In Collateral Beauty, Will Smith Is Either Visited by Gods or Has Terrible Friends

Illustration for article titled In Collateral Beauty, Will Smith Is Either Visited by Gods or Has Terrible Friends

io9 prides itself on bringing you the movies you care about—science fiction, fantasy, superheroes, basically anything with an otherworldly or supernatural element. But then there’s a movie like Collateral Beauty, Warner Bros.’ big Christmas family film, and we don’t actually know if we should be telling you about it.


See, Collateral Beauty stars Will Smith as a brilliant man struggling after the death of his child. To cope, he writes letters to the concepts of Death, Time, and Love, which he believes are all crucial to the experience of living. It’s when his letters get answered by what seem to be the personifications of Death, Time, and Love that things get weird. Here’s the trailer:

Now, it’s obvious Collateral Beauty is influenced by It’s A Wonderful Life with Smith as George Bailey. In that film, though, it definitely was an unexplained, otherworldly/religious element that showed George the horror of reality had he not existed.

The same could very well be true for Collateral Beauty, but this trailer establishes a few things that raise some doubts. First, his friends, played by Edward Norton, Kate Winslet, and Michael Pena, all know about Smith’s issues and his letters, and are concerned about him—perhaps enough to hire actors to pretend to be Smith’s bizarre pen pals, in hopes that his character could find some kind of peace. Yes, this sounds like it would do far more harm that good, but it’s the sort of treacly concept that holiday movies often try to get away with.

It’s also worth noting that in the trailer, at one point Michael Pena’s character smiles and applauds Helen Mirren’s “Death,” which lends strong credence to the “Will Smith’s friends have hired actors to spin an elaboration web of deception, but for a good cause” theory. If nothing else, it means whatever their origin, Death, Time and Love are actually there. Smith’s character is not experiencing visions or hallucinations.
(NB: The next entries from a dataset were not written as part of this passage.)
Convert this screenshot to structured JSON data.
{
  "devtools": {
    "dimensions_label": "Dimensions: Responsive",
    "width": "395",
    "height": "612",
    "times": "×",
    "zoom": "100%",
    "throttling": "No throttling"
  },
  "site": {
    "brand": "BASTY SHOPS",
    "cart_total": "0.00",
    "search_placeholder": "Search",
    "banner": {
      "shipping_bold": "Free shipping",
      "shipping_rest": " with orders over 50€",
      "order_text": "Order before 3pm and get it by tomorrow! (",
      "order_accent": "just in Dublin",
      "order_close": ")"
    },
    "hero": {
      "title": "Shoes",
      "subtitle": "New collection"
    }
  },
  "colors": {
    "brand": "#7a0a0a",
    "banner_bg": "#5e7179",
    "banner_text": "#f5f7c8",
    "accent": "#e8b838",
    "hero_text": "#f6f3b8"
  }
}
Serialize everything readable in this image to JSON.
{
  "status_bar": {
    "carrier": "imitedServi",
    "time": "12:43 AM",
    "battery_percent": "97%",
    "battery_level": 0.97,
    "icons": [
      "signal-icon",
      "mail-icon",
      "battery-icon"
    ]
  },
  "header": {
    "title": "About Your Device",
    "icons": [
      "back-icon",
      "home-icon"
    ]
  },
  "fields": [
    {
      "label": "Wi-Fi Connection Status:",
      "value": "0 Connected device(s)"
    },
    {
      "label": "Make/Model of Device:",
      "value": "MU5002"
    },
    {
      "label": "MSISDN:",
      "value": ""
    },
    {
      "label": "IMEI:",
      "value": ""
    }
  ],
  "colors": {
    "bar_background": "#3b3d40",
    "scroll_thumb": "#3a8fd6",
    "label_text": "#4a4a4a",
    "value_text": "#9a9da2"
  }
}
So that’s the issue. If Will Smith is actually talking to the personifications of concepts such as Time, this definitely needs to be covered on io9. If he just has insane but well-meaning friends, it shouldn’t. Hopefully we’ll know one way or the other before Collateral Beauty opens December 16 in the U.S.

[Warner Bros.]


Entertainment Reporter. NYU Cinema Studies Alum. Formerly Premiere, EW, Us Weekly, and /Film. AP Award-Winning Film Critic & CCA member. Loves Star Wars, posters, Legos, and often all three at once.



A third option, and one that would be suitable for this sort of movie, is that his friends do hire actors to play the roles of death, time, and love and that as the movie progresses they believe that the people that are playing these roles are actually actors.

But at the end of the movie, in a Twilight Zone type twist, it’s revealed that one or all three of the actors hired didn’t show up for the gig and it’s left to the audience to figure out if Death, Time, and Love actually answered Smith’s letters instead of the actors.